• **Source material**:
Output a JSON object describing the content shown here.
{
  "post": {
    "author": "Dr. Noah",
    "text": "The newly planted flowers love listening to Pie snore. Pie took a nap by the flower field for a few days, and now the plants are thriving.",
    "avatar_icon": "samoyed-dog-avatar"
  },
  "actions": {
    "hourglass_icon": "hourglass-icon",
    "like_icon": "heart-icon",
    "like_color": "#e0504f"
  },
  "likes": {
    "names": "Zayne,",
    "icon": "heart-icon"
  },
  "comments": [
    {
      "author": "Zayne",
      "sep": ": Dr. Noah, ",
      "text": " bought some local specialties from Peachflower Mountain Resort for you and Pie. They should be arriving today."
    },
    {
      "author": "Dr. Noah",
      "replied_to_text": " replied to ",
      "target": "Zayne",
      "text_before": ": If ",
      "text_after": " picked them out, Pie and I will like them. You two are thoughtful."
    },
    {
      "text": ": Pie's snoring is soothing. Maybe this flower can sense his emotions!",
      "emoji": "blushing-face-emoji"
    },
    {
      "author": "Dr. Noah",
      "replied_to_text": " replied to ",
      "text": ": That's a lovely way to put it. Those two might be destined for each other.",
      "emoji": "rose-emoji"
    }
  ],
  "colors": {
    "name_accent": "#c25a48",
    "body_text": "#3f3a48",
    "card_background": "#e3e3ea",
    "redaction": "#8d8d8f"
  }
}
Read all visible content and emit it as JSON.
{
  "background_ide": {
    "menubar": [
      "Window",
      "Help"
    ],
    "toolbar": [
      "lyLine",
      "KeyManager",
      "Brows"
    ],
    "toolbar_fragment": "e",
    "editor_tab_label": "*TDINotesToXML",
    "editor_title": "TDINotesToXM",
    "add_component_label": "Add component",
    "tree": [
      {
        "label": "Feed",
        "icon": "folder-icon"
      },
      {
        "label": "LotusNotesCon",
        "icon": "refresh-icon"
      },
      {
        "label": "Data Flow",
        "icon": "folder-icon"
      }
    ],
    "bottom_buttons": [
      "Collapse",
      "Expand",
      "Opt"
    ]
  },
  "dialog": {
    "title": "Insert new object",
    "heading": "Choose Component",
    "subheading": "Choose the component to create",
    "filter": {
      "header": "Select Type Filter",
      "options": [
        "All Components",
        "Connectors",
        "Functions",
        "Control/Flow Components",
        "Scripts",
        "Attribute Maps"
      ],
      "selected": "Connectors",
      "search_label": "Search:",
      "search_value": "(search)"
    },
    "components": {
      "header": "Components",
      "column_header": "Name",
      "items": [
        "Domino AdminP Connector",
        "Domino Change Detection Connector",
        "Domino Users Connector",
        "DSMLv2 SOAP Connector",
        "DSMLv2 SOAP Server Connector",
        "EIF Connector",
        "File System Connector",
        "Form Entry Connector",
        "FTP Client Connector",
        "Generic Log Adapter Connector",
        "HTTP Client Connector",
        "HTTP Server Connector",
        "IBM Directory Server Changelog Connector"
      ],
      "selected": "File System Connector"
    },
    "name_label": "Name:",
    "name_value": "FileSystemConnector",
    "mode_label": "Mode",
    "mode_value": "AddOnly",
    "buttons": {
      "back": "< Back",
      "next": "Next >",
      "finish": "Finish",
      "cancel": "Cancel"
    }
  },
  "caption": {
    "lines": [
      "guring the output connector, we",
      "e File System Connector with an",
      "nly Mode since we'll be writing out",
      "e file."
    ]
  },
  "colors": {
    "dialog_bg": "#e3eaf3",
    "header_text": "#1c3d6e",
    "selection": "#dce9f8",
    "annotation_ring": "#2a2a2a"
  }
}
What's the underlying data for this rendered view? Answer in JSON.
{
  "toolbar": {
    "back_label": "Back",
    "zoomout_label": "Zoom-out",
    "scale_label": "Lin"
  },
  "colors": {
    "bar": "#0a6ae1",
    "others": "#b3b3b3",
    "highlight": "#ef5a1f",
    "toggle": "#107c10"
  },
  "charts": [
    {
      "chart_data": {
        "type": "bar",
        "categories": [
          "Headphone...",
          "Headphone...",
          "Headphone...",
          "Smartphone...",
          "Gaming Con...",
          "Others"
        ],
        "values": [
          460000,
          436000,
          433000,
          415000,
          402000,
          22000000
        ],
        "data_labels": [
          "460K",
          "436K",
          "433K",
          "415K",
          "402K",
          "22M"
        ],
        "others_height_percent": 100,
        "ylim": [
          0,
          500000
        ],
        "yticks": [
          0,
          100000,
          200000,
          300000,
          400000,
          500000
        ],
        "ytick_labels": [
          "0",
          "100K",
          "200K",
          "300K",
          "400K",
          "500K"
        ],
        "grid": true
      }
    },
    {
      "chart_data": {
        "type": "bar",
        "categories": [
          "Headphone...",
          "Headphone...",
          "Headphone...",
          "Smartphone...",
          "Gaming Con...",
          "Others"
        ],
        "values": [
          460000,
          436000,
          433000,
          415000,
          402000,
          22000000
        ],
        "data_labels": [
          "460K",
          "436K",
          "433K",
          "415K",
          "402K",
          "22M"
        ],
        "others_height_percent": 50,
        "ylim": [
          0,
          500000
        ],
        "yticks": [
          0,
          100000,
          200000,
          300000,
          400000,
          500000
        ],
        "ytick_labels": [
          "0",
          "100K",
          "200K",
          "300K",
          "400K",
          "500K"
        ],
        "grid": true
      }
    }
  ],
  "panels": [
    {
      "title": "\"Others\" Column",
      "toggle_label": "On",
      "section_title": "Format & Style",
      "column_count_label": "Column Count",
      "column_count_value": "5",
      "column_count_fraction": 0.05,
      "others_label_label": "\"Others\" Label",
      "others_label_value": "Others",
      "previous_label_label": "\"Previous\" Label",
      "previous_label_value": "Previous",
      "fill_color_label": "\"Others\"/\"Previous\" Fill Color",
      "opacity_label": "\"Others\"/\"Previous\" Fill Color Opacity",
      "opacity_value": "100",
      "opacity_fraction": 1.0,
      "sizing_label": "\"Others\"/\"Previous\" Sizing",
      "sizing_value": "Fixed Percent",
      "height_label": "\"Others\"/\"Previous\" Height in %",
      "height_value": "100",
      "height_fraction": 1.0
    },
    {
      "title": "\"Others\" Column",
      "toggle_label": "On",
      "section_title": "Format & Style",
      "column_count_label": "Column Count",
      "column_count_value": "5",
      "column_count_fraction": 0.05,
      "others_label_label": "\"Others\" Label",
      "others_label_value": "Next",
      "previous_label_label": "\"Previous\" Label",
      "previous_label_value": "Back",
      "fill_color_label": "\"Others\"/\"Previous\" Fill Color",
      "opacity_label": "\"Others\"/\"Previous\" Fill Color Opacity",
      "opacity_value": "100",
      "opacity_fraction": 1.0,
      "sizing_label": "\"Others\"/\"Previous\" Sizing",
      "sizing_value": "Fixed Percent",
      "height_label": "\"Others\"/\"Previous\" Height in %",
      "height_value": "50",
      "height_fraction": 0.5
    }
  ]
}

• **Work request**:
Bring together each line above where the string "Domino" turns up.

• **Output for this task**:
        "Domino AdminP Connector",
        "Domino Change Detection Connector",
        "Domino Users Connector",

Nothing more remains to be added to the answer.